Task inputs:
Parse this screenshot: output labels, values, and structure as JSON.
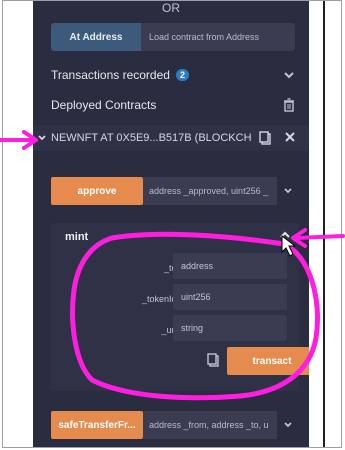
{
  "header": {
    "or_label": "OR"
  },
  "at_address": {
    "button_label": "At Address",
    "placeholder": "Load contract from Address"
  },
  "transactions": {
    "label": "Transactions recorded",
    "count": "2"
  },
  "deployed": {
    "label": "Deployed Contracts"
  },
  "contract": {
    "label": "NEWNFT AT 0X5E9...B517B (BLOCKCH"
  },
  "functions": {
    "approve": {
      "label": "approve",
      "params": "address _approved, uint256 _"
    },
    "mint": {
      "label": "mint",
      "params": [
        {
          "label": "_to:",
          "placeholder": "address"
        },
        {
          "label": "_tokenId:",
          "placeholder": "uint256"
        },
        {
          "label": "_uri:",
          "placeholder": "string"
        }
      ],
      "transact_label": "transact"
    },
    "safe_transfer": {
      "label": "safeTransferFr...",
      "params": "address _from, address _to, u"
    }
  },
  "colors": {
    "panel_bg": "#2a2c3f",
    "accent_orange": "#e48b4d",
    "button_blue": "#3d5a7c",
    "badge_blue": "#2f7cc2",
    "annotation_magenta": "#ff1ee0"
  }
}
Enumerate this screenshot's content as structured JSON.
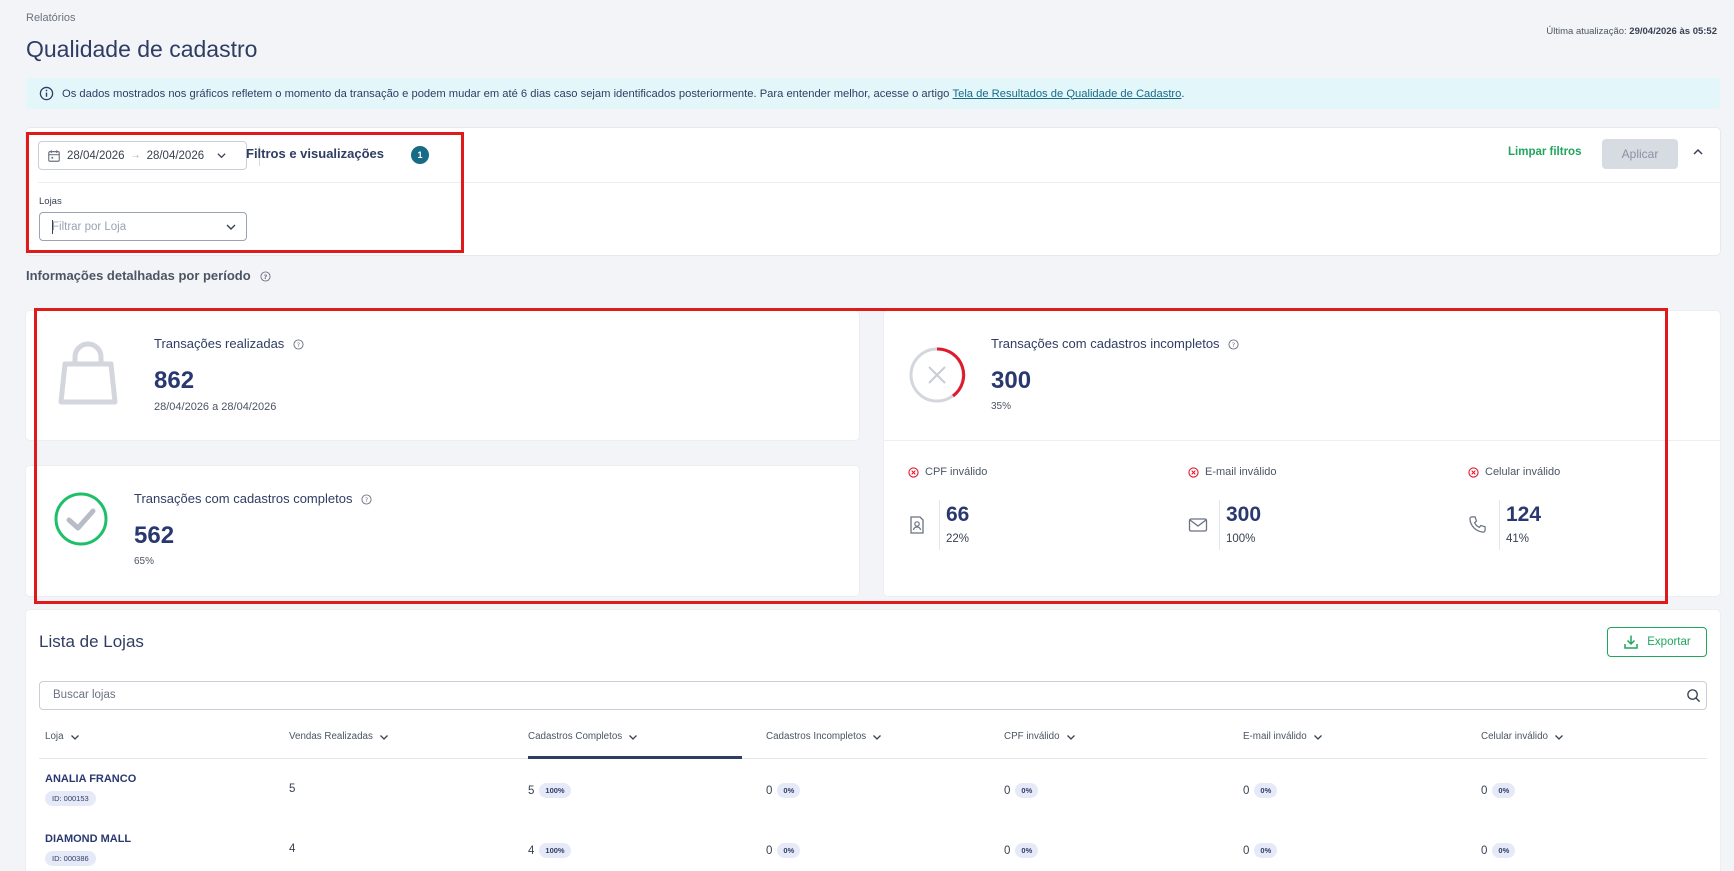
{
  "breadcrumb": "Relatórios",
  "page_title": "Qualidade de cadastro",
  "last_update": {
    "label": "Última atualização:",
    "value": "29/04/2026 às 05:52"
  },
  "info_banner": {
    "text": "Os dados mostrados nos gráficos refletem o momento da transação e podem mudar em até 6 dias caso sejam identificados posteriormente. Para entender melhor, acesse o artigo ",
    "link": "Tela de Resultados de Qualidade de Cadastro",
    "suffix": "."
  },
  "filters": {
    "date_start": "28/04/2026",
    "date_end": "28/04/2026",
    "title": "Filtros e visualizações",
    "badge": "1",
    "clear_label": "Limpar filtros",
    "apply_label": "Aplicar",
    "stores_label": "Lojas",
    "stores_placeholder": "Filtrar por Loja"
  },
  "section_title": "Informações detalhadas por período",
  "metrics": {
    "transactions": {
      "title": "Transações realizadas",
      "value": "862",
      "sub": "28/04/2026 a 28/04/2026"
    },
    "complete": {
      "title": "Transações com cadastros completos",
      "value": "562",
      "sub": "65%"
    },
    "incomplete": {
      "title": "Transações com cadastros incompletos",
      "value": "300",
      "sub": "35%"
    },
    "details": [
      {
        "label": "CPF inválido",
        "value": "66",
        "pct": "22%",
        "icon": "id-card-icon"
      },
      {
        "label": "E-mail inválido",
        "value": "300",
        "pct": "100%",
        "icon": "mail-icon"
      },
      {
        "label": "Celular inválido",
        "value": "124",
        "pct": "41%",
        "icon": "phone-icon"
      }
    ]
  },
  "list": {
    "title": "Lista de Lojas",
    "export_label": "Exportar",
    "search_placeholder": "Buscar lojas",
    "columns": [
      "Loja",
      "Vendas Realizadas",
      "Cadastros Completos",
      "Cadastros Incompletos",
      "CPF inválido",
      "E-mail inválido",
      "Celular inválido"
    ],
    "rows": [
      {
        "name": "ANALIA FRANCO",
        "id": "ID: 000153",
        "sales": "5",
        "complete": "5",
        "complete_pct": "100%",
        "incomplete": "0",
        "incomplete_pct": "0%",
        "cpf": "0",
        "cpf_pct": "0%",
        "email": "0",
        "email_pct": "0%",
        "phone": "0",
        "phone_pct": "0%"
      },
      {
        "name": "DIAMOND MALL",
        "id": "ID: 000386",
        "sales": "4",
        "complete": "4",
        "complete_pct": "100%",
        "incomplete": "0",
        "incomplete_pct": "0%",
        "cpf": "0",
        "cpf_pct": "0%",
        "email": "0",
        "email_pct": "0%",
        "phone": "0",
        "phone_pct": "0%"
      }
    ]
  },
  "colors": {
    "accent": "#176b87",
    "success": "#1fa65c",
    "danger": "#e01a1a",
    "title": "#2a3870"
  }
}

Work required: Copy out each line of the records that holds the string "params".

Exercise solution:
      "params": "address _approved, uint256 _"
      "params": [
      "params": "address _from, address _to, u"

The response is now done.